The Qantas heavies are finally free of BA and they are certainly cashing in if the latest annual report and notice of meeting for the forthcoming AGM is any guide.
Gee Qantas knows a good deal when it sees one. The board that is. There’s British Airways, now departed back to London, a very rapidly receding memory and what does the board propose in the notice of meeting?
Nothing more than propose showering more largess on non-executive directors and on the two most senior executives, Geoff Dixon and Peter Gregg. While the notice was on the ComSec website it wasn’t on the Qantas website Monday afternoon.
Approval is being sought to award CEO Dixon 450,000 deferred shares and a further 450,000 performance rights over the next three years to the end of the 2006-2007 year (his recently signed new contract expires on July 1, 2007. Cunning that. His pay won’t appear until the 2007-2008 annual report!)

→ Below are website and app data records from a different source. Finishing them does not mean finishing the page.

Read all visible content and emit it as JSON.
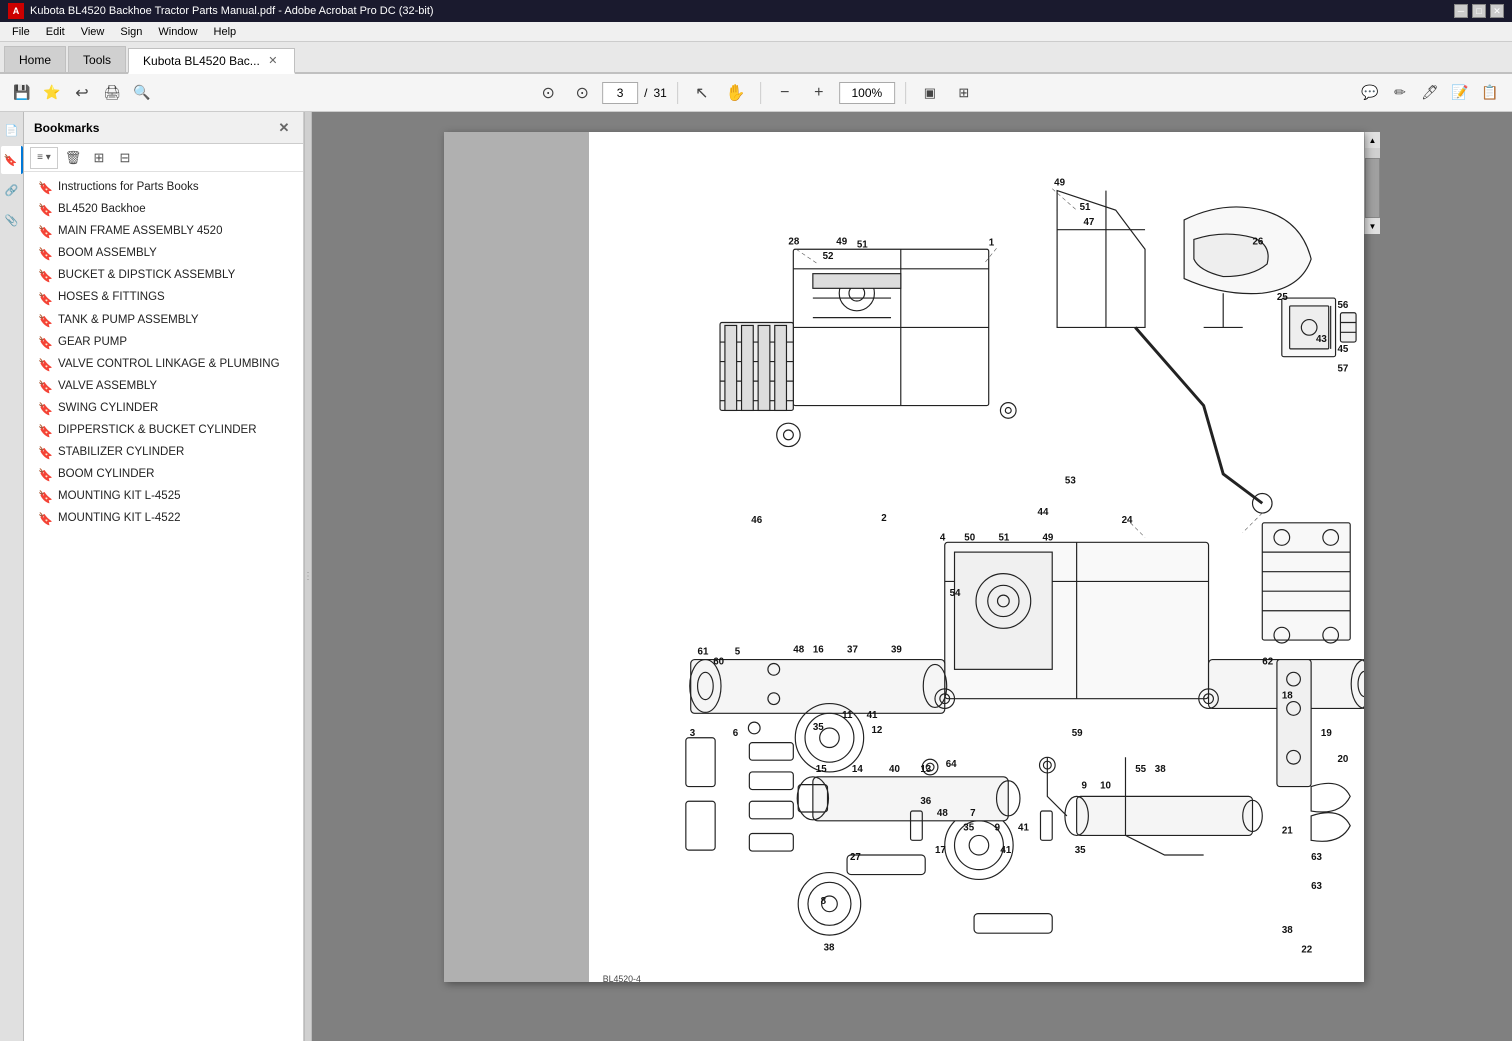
{
  "titlebar": {
    "title": "Kubota BL4520 Backhoe Tractor Parts Manual.pdf - Adobe Acrobat Pro DC (32-bit)",
    "icon_label": "A"
  },
  "menubar": {
    "items": [
      "File",
      "Edit",
      "View",
      "Sign",
      "Window",
      "Help"
    ]
  },
  "tabs": [
    {
      "id": "home",
      "label": "Home",
      "active": false,
      "closable": false
    },
    {
      "id": "tools",
      "label": "Tools",
      "active": false,
      "closable": false
    },
    {
      "id": "document",
      "label": "Kubota BL4520 Bac...",
      "active": true,
      "closable": true
    }
  ],
  "toolbar": {
    "left_icons": [
      "💾",
      "⭐",
      "↩",
      "🖨",
      "🔍"
    ],
    "nav": {
      "up_label": "▲",
      "down_label": "▼",
      "current_page": "3",
      "total_pages": "31"
    },
    "zoom": {
      "zoom_out_label": "−",
      "zoom_in_label": "+",
      "zoom_value": "100%"
    },
    "right_icons": [
      "cursor",
      "hand",
      "📄",
      "✏",
      "🖊",
      "💬",
      "🔖",
      "📋"
    ]
  },
  "bookmarks": {
    "title": "Bookmarks",
    "items": [
      {
        "label": "Instructions for Parts Books"
      },
      {
        "label": "BL4520 Backhoe"
      },
      {
        "label": "MAIN FRAME ASSEMBLY 4520"
      },
      {
        "label": "BOOM ASSEMBLY"
      },
      {
        "label": "BUCKET & DIPSTICK ASSEMBLY"
      },
      {
        "label": "HOSES & FITTINGS"
      },
      {
        "label": "TANK & PUMP ASSEMBLY"
      },
      {
        "label": "GEAR PUMP"
      },
      {
        "label": "VALVE CONTROL LINKAGE & PLUMBING"
      },
      {
        "label": "VALVE ASSEMBLY"
      },
      {
        "label": "SWING CYLINDER"
      },
      {
        "label": "DIPPERSTICK & BUCKET CYLINDER"
      },
      {
        "label": "STABILIZER CYLINDER"
      },
      {
        "label": "BOOM CYLINDER"
      },
      {
        "label": "MOUNTING KIT L-4525"
      },
      {
        "label": "MOUNTING KIT L-4522"
      }
    ]
  },
  "drawing": {
    "description": "Technical exploded parts diagram of Kubota BL4520 Backhoe Tractor"
  }
}
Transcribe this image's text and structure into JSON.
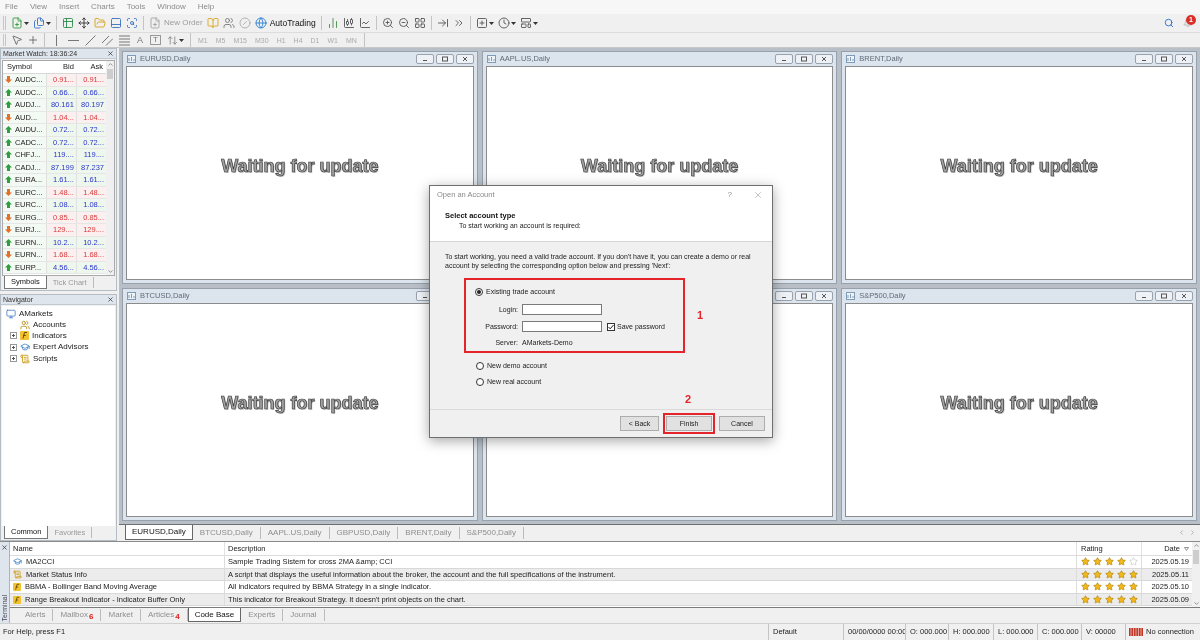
{
  "menu_bar": {
    "items": [
      "File",
      "View",
      "Insert",
      "Charts",
      "Tools",
      "Window",
      "Help"
    ]
  },
  "toolbar": {
    "new_order": {
      "label": "New Order",
      "disabled": true
    },
    "auto_trading": {
      "label": "AutoTrading"
    },
    "notifications": {
      "count": "1"
    },
    "text_tools": [
      "A",
      "T"
    ],
    "periods": [
      {
        "label": "M1",
        "disabled": true
      },
      {
        "label": "M5",
        "disabled": true
      },
      {
        "label": "M15",
        "disabled": true
      },
      {
        "label": "M30",
        "disabled": true
      },
      {
        "label": "H1",
        "disabled": true
      },
      {
        "label": "H4",
        "disabled": true
      },
      {
        "label": "D1",
        "disabled": true
      },
      {
        "label": "W1",
        "disabled": true
      },
      {
        "label": "MN",
        "disabled": true
      }
    ]
  },
  "market_watch": {
    "title": "Market Watch: 18:36:24",
    "columns": [
      "Symbol",
      "Bid",
      "Ask"
    ],
    "rows": [
      {
        "symbol": "AUDC...",
        "bid": "0.91...",
        "ask": "0.91...",
        "rising": false
      },
      {
        "symbol": "AUDC...",
        "bid": "0.66...",
        "ask": "0.66...",
        "rising": true
      },
      {
        "symbol": "AUDJ...",
        "bid": "80.161",
        "ask": "80.197",
        "rising": true
      },
      {
        "symbol": "AUD...",
        "bid": "1.04...",
        "ask": "1.04...",
        "rising": false
      },
      {
        "symbol": "AUDU...",
        "bid": "0.72...",
        "ask": "0.72...",
        "rising": true
      },
      {
        "symbol": "CADC...",
        "bid": "0.72...",
        "ask": "0.72...",
        "rising": true
      },
      {
        "symbol": "CHFJ...",
        "bid": "119....",
        "ask": "119....",
        "rising": true
      },
      {
        "symbol": "CADJ...",
        "bid": "87.199",
        "ask": "87.237",
        "rising": true
      },
      {
        "symbol": "EURA...",
        "bid": "1.61...",
        "ask": "1.61...",
        "rising": true
      },
      {
        "symbol": "EURC...",
        "bid": "1.48...",
        "ask": "1.48...",
        "rising": false
      },
      {
        "symbol": "EURC...",
        "bid": "1.08...",
        "ask": "1.08...",
        "rising": true
      },
      {
        "symbol": "EURG...",
        "bid": "0.85...",
        "ask": "0.85...",
        "rising": false
      },
      {
        "symbol": "EURJ...",
        "bid": "129....",
        "ask": "129....",
        "rising": false
      },
      {
        "symbol": "EURN...",
        "bid": "10.2...",
        "ask": "10.2...",
        "rising": true
      },
      {
        "symbol": "EURN...",
        "bid": "1.68...",
        "ask": "1.68...",
        "rising": false
      },
      {
        "symbol": "EURP...",
        "bid": "4.56...",
        "ask": "4.56...",
        "rising": true
      }
    ],
    "tabs": [
      {
        "label": "Symbols",
        "selected": true
      },
      {
        "label": "Tick Chart",
        "selected": false
      }
    ]
  },
  "navigator": {
    "title": "Navigator",
    "tree": [
      {
        "label": "AMarkets",
        "kind": "broker",
        "children": [
          {
            "label": "Accounts",
            "kind": "accounts",
            "expandable": false
          },
          {
            "label": "Indicators",
            "kind": "indicators",
            "expandable": true
          },
          {
            "label": "Expert Advisors",
            "kind": "experts",
            "expandable": true
          },
          {
            "label": "Scripts",
            "kind": "scripts",
            "expandable": true
          }
        ]
      }
    ],
    "tabs": [
      {
        "label": "Common",
        "selected": true
      },
      {
        "label": "Favorites",
        "selected": false
      }
    ]
  },
  "chart_windows": [
    {
      "kind": "chart",
      "title": "EURUSD,Daily",
      "message": "Waiting for update"
    },
    {
      "kind": "chart",
      "title": "AAPL.US,Daily",
      "message": "Waiting for update"
    },
    {
      "kind": "chart",
      "title": "BRENT,Daily",
      "message": "Waiting for update"
    },
    {
      "kind": "chart",
      "title": "BTCUSD,Daily",
      "message": "Waiting for update"
    },
    {
      "kind": "chart"
    },
    {
      "kind": "chart",
      "title": "S&P500,Daily",
      "message": "Waiting for update"
    }
  ],
  "chart_tabs": [
    {
      "label": "EURUSD,Daily",
      "selected": true
    },
    {
      "label": "BTCUSD,Daily",
      "selected": false
    },
    {
      "label": "AAPL.US,Daily",
      "selected": false
    },
    {
      "label": "GBPUSD,Daily",
      "selected": false
    },
    {
      "label": "BRENT,Daily",
      "selected": false
    },
    {
      "label": "S&P500,Daily",
      "selected": false
    }
  ],
  "dialog": {
    "title": "Open an Account",
    "help": "?",
    "heading": "Select account type",
    "subheading": "To start working an account is required:",
    "intro": "To start working, you need a valid trade account. If you don't have it, you can create a demo or real account by selecting the corresponding option below and pressing 'Next':",
    "options": [
      {
        "label": "Existing trade account",
        "selected": true
      },
      {
        "label": "New demo account",
        "selected": false
      },
      {
        "label": "New real account",
        "selected": false
      }
    ],
    "login_label": "Login:",
    "password_label": "Password:",
    "save_password": {
      "label": "Save password",
      "checked": true
    },
    "server_label": "Server:",
    "server": "AMarkets-Demo",
    "buttons": [
      {
        "label": "< Back"
      },
      {
        "label": "Finish"
      },
      {
        "label": "Cancel"
      }
    ],
    "annotations": [
      "1",
      "2"
    ]
  },
  "terminal": {
    "title": "Terminal",
    "columns": [
      "Name",
      "Description",
      "Rating",
      "Date"
    ],
    "rows": [
      {
        "kind": "expert",
        "name": "MA2CCI",
        "description": "Sample Trading Sistem for cross 2MA &amp; CCI",
        "stars": 4,
        "date": "2025.05.19"
      },
      {
        "kind": "script",
        "name": "Market Status Info",
        "description": "A script that displays the useful information about the broker, the account and the full specifications of the instrument.",
        "stars": 5,
        "date": "2025.05.11"
      },
      {
        "kind": "indicator",
        "name": "BBMA - Bollinger Band Moving Average",
        "description": "All indicators required by BBMA Strategy in a single indicator.",
        "stars": 5,
        "date": "2025.05.10"
      },
      {
        "kind": "indicator",
        "name": "Range Breakout Indicator - Indicator Buffer Only",
        "description": "This indicator for Breakout Strategy. It doesn't print objects on the chart.",
        "stars": 5,
        "date": "2025.05.09"
      }
    ],
    "tabs": [
      {
        "label": "Alerts",
        "selected": false
      },
      {
        "label": "Mailbox",
        "count": "6",
        "selected": false
      },
      {
        "label": "Market",
        "selected": false
      },
      {
        "label": "Articles",
        "count": "4",
        "selected": false
      },
      {
        "label": "Code Base",
        "selected": true
      },
      {
        "label": "Experts",
        "selected": false
      },
      {
        "label": "Journal",
        "selected": false
      }
    ]
  },
  "status_bar": {
    "help": "For Help, press F1",
    "cells": [
      "Default",
      "00/00/0000 00:00",
      "O: 000.000",
      "H: 000.000",
      "L: 000.000",
      "C: 000.000",
      "V: 00000"
    ],
    "connection": "No connection"
  }
}
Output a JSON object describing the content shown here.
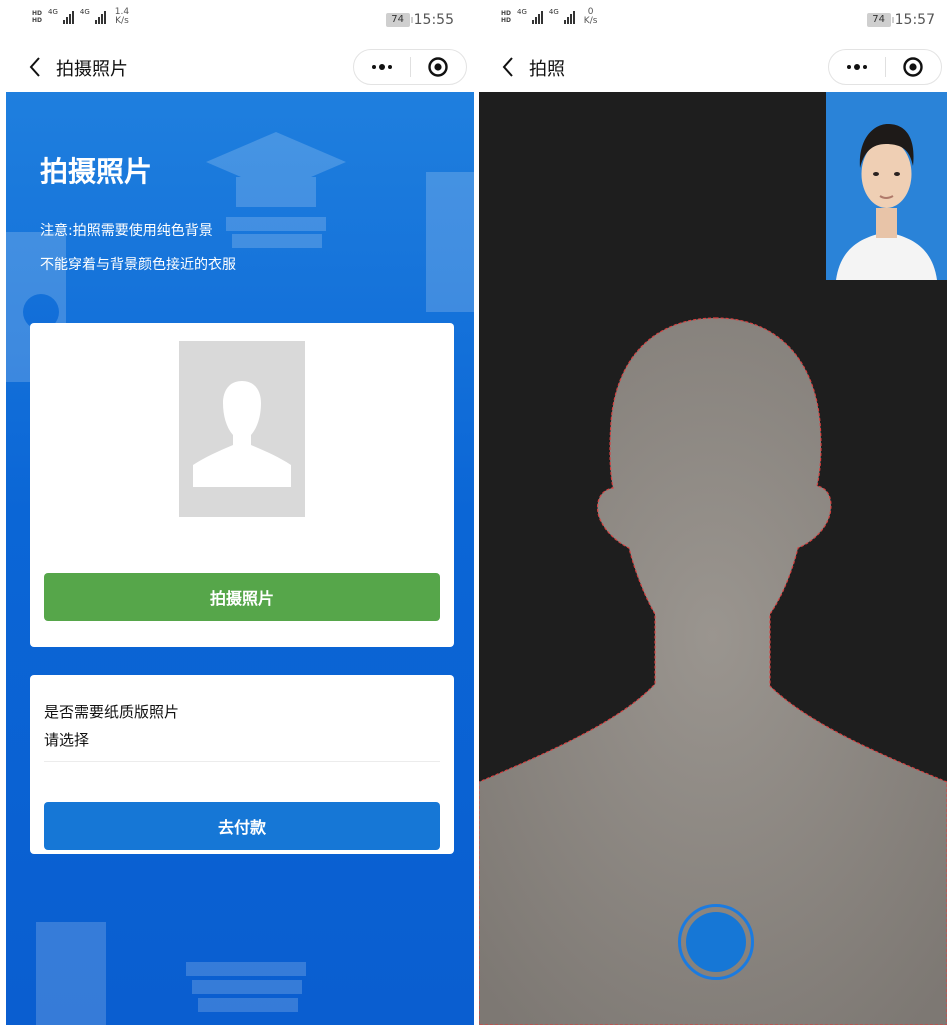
{
  "left_screen": {
    "status": {
      "speed_value": "1.4",
      "speed_unit": "K/s",
      "battery": "74",
      "time": "15:55",
      "sim1": "HD",
      "sim2": "HD",
      "net1": "4G",
      "net2": "4G"
    },
    "nav": {
      "title": "拍摄照片"
    },
    "heading": "拍摄照片",
    "notice_line1": "注意:拍照需要使用纯色背景",
    "notice_line2": "不能穿着与背景颜色接近的衣服",
    "take_photo_button": "拍摄照片",
    "paper_question": "是否需要纸质版照片",
    "paper_select_value": "请选择",
    "pay_button": "去付款"
  },
  "right_screen": {
    "status": {
      "speed_value": "0",
      "speed_unit": "K/s",
      "battery": "74",
      "time": "15:57",
      "sim1": "HD",
      "sim2": "HD",
      "net1": "4G",
      "net2": "4G"
    },
    "nav": {
      "title": "拍照"
    }
  },
  "colors": {
    "blue_bg": "#0b66d6",
    "green_button": "#56a64a",
    "blue_button": "#1677d6",
    "camera_bg": "#1e1e1e",
    "silhouette": "#8f8a84",
    "silhouette_outline": "#d94040"
  },
  "icons": {
    "back": "chevron-left-icon",
    "more": "more-dots-icon",
    "close": "target-circle-icon",
    "avatar_placeholder": "person-silhouette-icon",
    "shutter": "shutter-button-icon"
  }
}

At current prices they would be worth more than $3.1 million dollars in 2007. That’s equal to another 18 months or so pay under the deal revealed last month that sees Dixon being paid $2 million a year. He could also get a bonus of up to 60% of that figure. The basic salary could rise from year to year, lifting the bonus, so long as certain yardsticks are met.
This is Qantas’ statement on Dixon’s re-signing last months – Dixon re-signs
Dixon also has $6.7 million in retirement benefits and several hundred thousand shares under previous executive incentive plans.
Peter Gregg, the company’s chief financial officer will be offered 270,000 deferred shares and 270,000 performance rights. At current prices these have a value of around $1.7 million. Nice.
The notice of meeting reveals that the board wants to lift the approved maximum amount available for non executive directors from $1.5 million to $2.5 million. It says that if the board had a maximum number of directors, plus paid the chairman, “Dame’ Margaret her $400,000, and the $100,000 a year each to other independents, and the money it pays to board committee chairmen and members (but not the ‘Dame’), then the total amount payable would be $1.52 million. And some of that could not be paid because shareholder approval has only been given for $1.5 million. Qantas said $1.456 million was actually paid in 2003-2004. Non executive directors also get superannuation and “industry standard travel entitlements”.
The ‘Dame’, along with Mike Codd, Patricia Cross and James Packer are up for -re-election (Cross and Packer were appointed during the year). Does James Packer get paid and does her receive super and the ‘travel arrangement’? He doesn’t at PBL.
And remember that Dixon and the board, led by ‘Dame’ Margaret Jackson generously gave the staff a bonus of $1,000 each and committed themselves to spending $50 million on generous family and life balance measures over the next three years. That doesn’t include bunk beds and dormitories for the mooted brawl with staff in December, does it?
Rumors of plans for a brawl with staff over the new London international crew base continue to be the subject of comment as one correspondent reported over the weekend.
“In anticipation of major industrial action when their plan to force cabincrew to relocate to London comes into effect on December 17, Qantas want office staff to be able to serve as cabin crew and thereby defeat the strike.”
And this is what Crikey reported one insider as saying last week:
“The airline is going into defensive mode. With the proposed London base (49 have signed up for 480 slots) and the expected industrial troubles with the international cabin crew at Christmas, the ‘black widow’ (otherwise known as Lesley Grant GM customer service) has moved domestic crew to all regional flying on Airbus A330-300 and Boeing 767 (Hong Kong, Singapore, Tokyo) from October onwards. At the same time she offers leave without pay to international crew. In addition she has trained 700 strike breakers on fixed term contracts (in addition to office staff) for 10 months.”
“Would not suggest to anyone to book/fly Qantas international around Christmas. It is going to get ugly one way or another. A point confirmed in today’s Sydney Morning Herald.”